Wherever a line of the records contains "this", copy that line.

[Website and app data records]
________________
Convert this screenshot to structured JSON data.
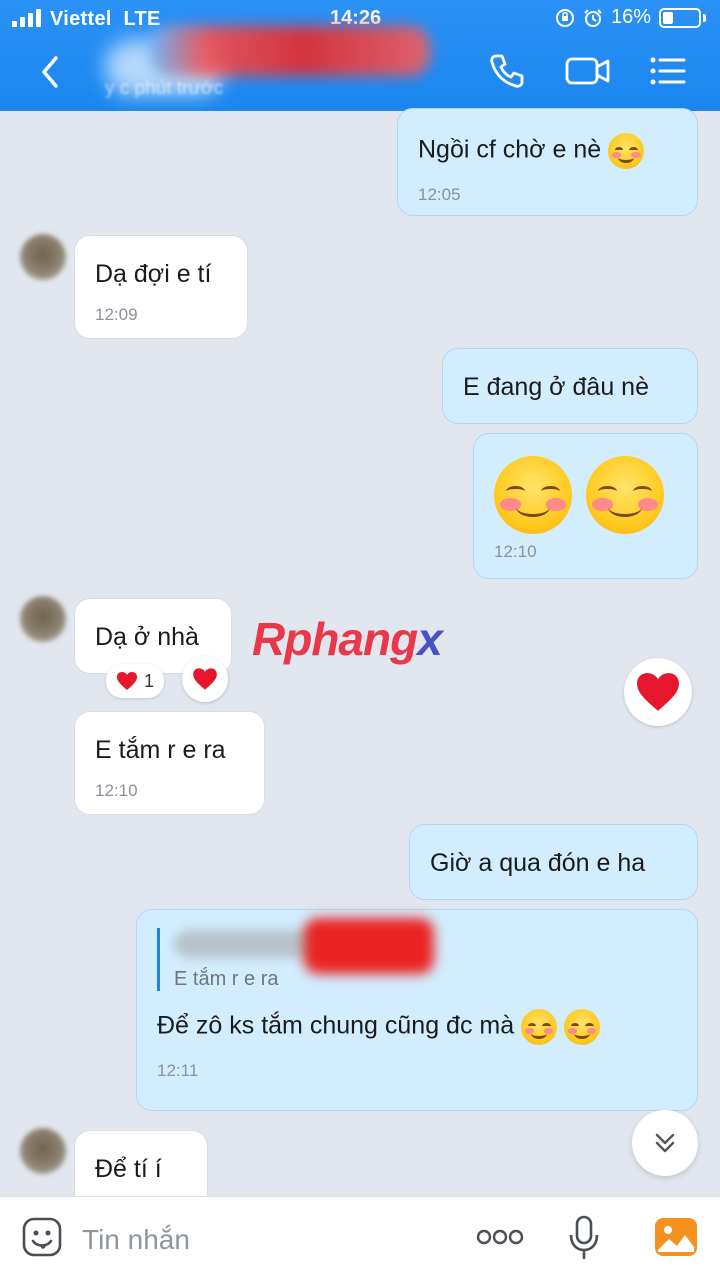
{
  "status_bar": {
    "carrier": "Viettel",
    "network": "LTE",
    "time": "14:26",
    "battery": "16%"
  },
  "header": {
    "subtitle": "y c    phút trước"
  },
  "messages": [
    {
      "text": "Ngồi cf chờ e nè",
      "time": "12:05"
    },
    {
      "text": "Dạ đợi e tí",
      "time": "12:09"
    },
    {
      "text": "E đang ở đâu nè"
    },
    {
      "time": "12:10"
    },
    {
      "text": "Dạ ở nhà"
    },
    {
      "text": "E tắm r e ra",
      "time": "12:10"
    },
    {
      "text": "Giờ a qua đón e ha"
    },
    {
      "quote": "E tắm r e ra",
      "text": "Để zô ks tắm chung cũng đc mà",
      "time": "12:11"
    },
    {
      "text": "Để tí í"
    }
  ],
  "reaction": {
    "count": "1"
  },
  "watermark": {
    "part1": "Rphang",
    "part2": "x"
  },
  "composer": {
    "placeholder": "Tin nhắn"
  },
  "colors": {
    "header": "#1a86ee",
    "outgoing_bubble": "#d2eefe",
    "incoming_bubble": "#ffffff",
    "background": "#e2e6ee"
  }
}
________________
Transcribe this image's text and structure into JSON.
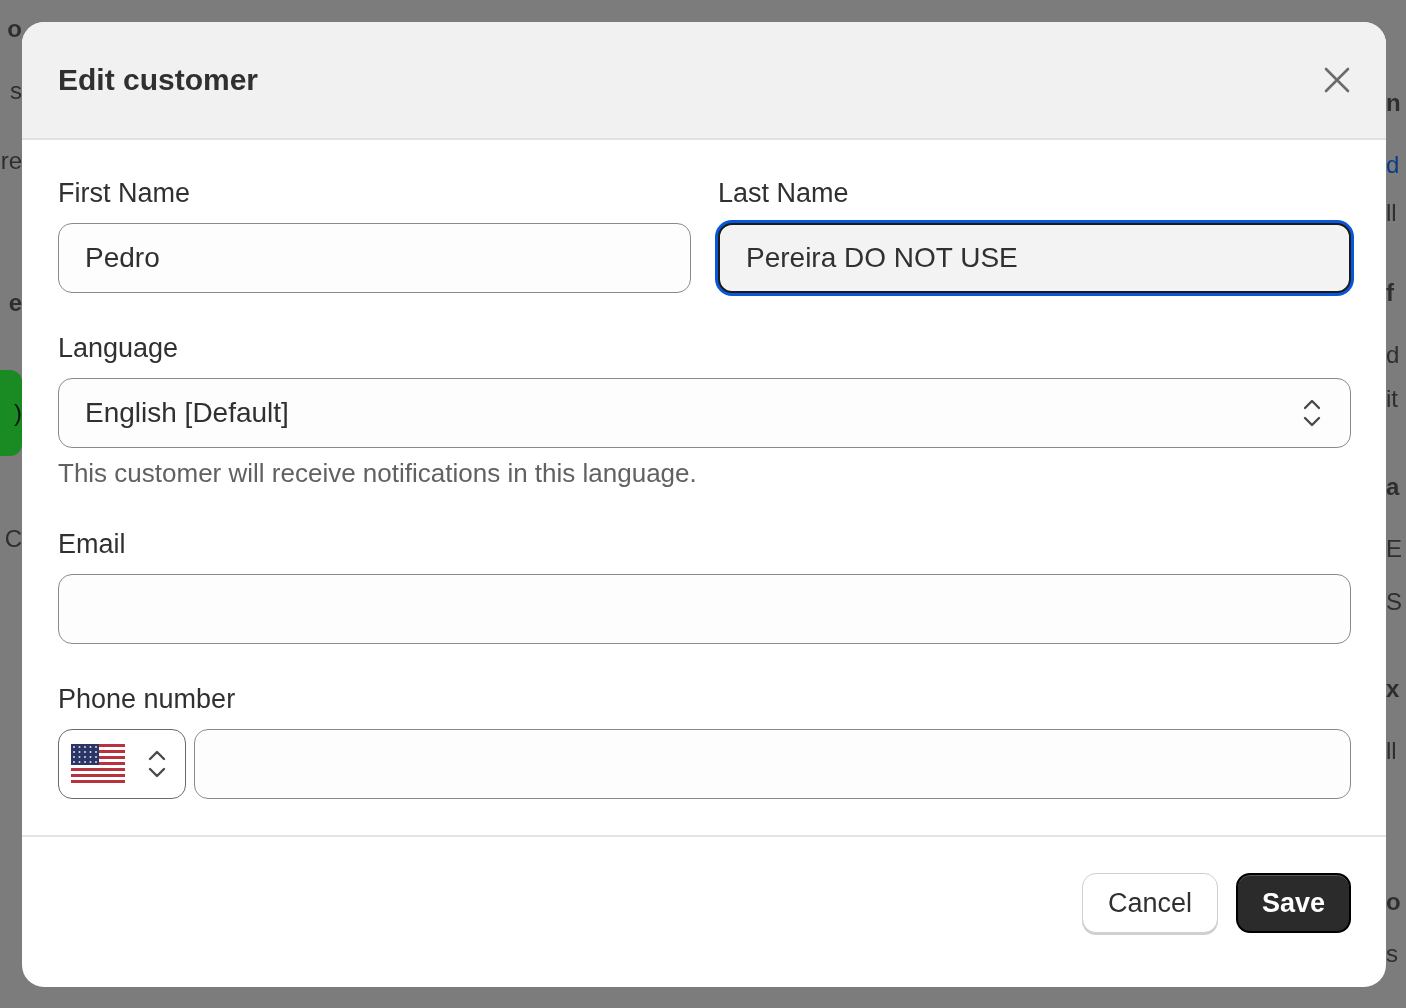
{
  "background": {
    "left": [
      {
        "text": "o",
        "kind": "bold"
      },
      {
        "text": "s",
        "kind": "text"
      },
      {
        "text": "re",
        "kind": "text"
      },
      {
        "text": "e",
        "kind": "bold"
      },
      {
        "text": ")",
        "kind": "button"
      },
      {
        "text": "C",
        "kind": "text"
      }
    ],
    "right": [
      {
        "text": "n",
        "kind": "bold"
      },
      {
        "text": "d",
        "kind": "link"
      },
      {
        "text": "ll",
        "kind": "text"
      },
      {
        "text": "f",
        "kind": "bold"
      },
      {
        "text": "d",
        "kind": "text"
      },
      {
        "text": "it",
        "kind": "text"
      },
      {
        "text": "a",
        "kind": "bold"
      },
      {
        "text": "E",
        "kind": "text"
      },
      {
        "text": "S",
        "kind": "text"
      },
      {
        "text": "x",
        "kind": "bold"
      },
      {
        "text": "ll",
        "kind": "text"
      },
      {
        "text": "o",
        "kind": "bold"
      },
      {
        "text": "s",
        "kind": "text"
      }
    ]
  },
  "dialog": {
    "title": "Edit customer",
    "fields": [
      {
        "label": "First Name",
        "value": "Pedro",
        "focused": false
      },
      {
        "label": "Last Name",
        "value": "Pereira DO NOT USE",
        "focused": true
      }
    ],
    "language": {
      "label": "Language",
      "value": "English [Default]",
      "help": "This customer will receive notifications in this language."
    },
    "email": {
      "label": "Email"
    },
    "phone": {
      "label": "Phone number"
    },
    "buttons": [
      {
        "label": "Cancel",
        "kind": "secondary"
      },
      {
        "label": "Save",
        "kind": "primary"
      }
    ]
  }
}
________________
Expected answer
Convert this screenshot to structured JSON data.
Transcribe this image's text and structure into JSON.
      "help": "This customer will receive notifications in this language."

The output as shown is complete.